Anthropologists Dolly Kikon and Bengt G. Karlsson collaborated with photographer Andrzej Markiewicz to trace the lives and lifeworlds of indigenous migrants who have travelled from the Northeastern frontier of India to the expanding cities of South India. This movement does not involve the crossing of any international border, yet both geographically and culturally it is a journey into a very different place. It is a movement away from predominantly rural livelihoods with subsistence agriculture and politics revolving around ethnic homelands, with armed struggles and massive human rights violations and a corrupt local state structure, to a life in major Indian cities, where migrants are seen as outsiders, yet where their un-Indian looks and English language skills helps provide jobs in the growing, global service sector.
The photo-series is part of a larger anthropological research project by Dolly Kikon and Bengt G. Karlsson examining why an increasing number of indigenous youth from Northeast India have started to migrate, leaving the land, at this particular point of time. This mobility has to be understood in the context of an affirmative action regime and a political culture that privilege sedentarism, that is, that people stay put in place and claim rights to ancestral territories.
The research focusses on what labour migration to the south and to the metropolis entails in relation to care for family members and community in the hills. By doing so, it aims to assess the cultural fissures at work in people’s attachment to the places of their journeys.

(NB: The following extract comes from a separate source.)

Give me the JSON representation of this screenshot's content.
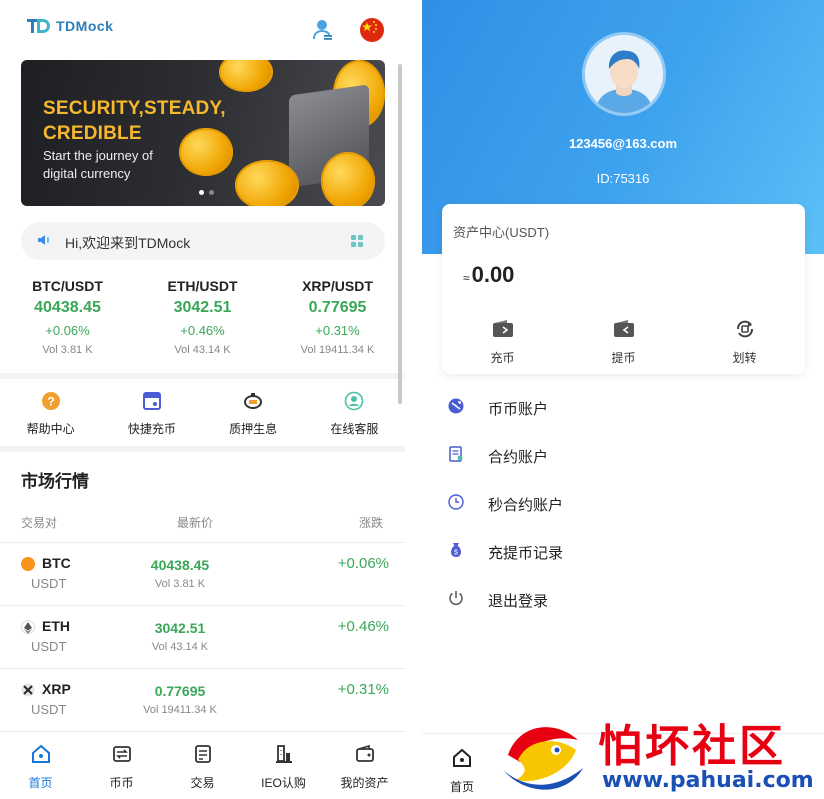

The young indigenous migrants seem to be out on a migration route without fixed destinations, struggling to make out what and where home is.This is wayfinding: a voyage without a map or beaten paths or pathways to follow and with no clear destination or end station, but rather as a form of movement where the traveller constantly adjusts the direction, seeking out new places and possibilities as he or she is moving on. And as the young are leaving – no longer interested in cultivating the land – asking what the future holds for the indigenous communities of Northeast India. Raiot Webzine thanks Beppe Karlsson for the permission to publish this series.
Williem and his friends in Bangalore
Bangalore is the main node for Northeastern youths in South India. We followed Williem and his friends who are working in a combined hair saloon and spa in a fashionable suburb. They are all from various parts of Northeast India, sharing a flat in Ejipura, a part of Bangalore where many Northeasterners live. Williem had not learned the local language, but only spoke in English with clients. He eventually hoped to be able to go abroad, preferably to the US.